* **THE PROBLEM**
Locate every line in the material below that has the word "here". Copy each of those lines.

* **DATASET ENTRIES**
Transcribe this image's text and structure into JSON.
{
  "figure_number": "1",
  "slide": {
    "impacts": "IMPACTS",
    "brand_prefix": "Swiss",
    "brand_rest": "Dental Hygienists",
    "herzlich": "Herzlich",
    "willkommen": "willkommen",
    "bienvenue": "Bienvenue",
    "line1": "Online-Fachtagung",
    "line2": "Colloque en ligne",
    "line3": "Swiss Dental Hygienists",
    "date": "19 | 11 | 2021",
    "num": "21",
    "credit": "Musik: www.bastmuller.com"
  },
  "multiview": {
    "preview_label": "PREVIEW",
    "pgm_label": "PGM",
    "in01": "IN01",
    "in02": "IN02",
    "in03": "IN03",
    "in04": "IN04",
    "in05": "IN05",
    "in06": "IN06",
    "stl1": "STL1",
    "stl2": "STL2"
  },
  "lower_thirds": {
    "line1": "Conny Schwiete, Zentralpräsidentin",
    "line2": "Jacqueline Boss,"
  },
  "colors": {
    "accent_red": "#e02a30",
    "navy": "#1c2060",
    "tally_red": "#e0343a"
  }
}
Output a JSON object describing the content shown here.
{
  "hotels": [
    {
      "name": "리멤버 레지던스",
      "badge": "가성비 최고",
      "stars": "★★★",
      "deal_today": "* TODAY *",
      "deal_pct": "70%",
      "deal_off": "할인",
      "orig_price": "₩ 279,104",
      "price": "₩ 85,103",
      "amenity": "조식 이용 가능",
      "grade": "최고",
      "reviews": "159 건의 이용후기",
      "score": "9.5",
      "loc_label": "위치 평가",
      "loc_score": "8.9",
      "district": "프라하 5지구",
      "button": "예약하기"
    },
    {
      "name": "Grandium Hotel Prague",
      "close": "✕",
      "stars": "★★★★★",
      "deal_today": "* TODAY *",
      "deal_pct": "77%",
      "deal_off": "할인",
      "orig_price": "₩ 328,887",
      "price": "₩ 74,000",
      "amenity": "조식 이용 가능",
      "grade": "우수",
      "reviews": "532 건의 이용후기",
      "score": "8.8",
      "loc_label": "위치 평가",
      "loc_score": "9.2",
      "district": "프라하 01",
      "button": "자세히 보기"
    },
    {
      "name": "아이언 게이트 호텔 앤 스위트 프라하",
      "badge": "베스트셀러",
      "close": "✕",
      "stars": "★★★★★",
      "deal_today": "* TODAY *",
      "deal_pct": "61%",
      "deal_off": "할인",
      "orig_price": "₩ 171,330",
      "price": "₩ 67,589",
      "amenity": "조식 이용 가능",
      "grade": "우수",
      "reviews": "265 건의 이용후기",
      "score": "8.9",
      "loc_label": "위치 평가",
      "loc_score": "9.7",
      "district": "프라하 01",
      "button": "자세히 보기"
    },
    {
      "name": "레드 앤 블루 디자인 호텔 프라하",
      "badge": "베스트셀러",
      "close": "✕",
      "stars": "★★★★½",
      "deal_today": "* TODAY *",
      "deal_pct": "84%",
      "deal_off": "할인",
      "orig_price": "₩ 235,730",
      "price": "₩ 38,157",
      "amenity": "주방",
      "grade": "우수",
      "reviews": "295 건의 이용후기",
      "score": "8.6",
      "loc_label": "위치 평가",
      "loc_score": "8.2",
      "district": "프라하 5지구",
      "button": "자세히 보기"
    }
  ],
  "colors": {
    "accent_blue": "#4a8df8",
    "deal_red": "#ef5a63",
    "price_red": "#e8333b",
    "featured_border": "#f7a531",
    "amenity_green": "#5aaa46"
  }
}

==

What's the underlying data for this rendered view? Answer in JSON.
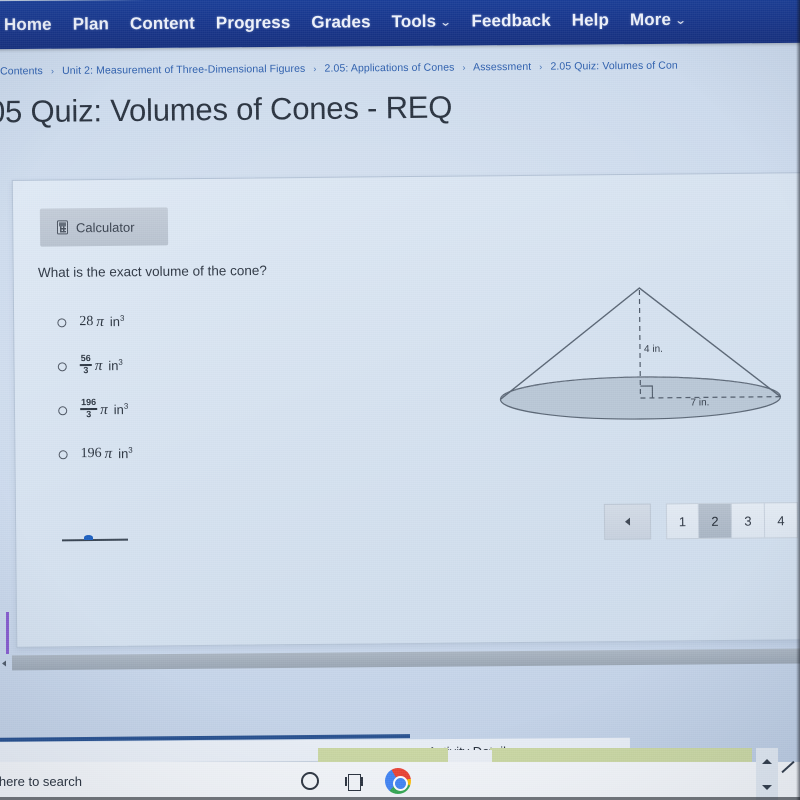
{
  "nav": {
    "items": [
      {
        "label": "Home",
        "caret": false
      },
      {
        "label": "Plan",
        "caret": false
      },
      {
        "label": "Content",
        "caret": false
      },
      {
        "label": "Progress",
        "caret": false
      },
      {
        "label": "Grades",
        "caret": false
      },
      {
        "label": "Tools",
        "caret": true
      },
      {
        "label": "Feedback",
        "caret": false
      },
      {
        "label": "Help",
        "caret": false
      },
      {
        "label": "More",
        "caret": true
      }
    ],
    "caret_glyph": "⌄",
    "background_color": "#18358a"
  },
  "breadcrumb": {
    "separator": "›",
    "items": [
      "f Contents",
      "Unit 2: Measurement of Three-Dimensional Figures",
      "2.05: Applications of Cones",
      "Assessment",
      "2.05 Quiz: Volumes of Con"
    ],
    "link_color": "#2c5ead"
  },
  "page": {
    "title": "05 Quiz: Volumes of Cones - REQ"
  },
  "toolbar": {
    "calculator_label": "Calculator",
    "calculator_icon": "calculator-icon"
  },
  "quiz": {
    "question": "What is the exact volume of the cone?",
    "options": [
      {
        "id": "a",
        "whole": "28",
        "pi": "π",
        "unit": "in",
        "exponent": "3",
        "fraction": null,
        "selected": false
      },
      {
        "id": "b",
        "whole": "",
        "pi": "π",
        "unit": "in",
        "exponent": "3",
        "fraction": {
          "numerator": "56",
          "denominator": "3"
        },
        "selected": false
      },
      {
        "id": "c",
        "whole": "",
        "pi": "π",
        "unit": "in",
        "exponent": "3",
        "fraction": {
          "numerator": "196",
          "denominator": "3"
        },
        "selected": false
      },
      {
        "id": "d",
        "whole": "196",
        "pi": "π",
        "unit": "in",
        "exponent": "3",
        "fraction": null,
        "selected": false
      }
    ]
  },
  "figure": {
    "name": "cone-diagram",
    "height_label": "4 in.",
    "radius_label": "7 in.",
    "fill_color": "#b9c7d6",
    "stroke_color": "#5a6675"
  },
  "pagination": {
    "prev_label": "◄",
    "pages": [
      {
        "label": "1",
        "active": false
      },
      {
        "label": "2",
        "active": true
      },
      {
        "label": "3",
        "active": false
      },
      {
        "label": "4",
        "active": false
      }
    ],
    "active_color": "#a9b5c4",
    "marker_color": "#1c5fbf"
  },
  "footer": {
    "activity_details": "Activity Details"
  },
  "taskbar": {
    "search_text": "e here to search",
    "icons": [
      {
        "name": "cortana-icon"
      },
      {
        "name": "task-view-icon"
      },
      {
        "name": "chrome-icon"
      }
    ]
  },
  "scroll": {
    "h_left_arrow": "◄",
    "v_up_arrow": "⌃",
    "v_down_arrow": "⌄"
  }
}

* **SOLUTION FOR THIS TASK**
Output a JSON object describing the content shown here.
    "search_text": "e here to search",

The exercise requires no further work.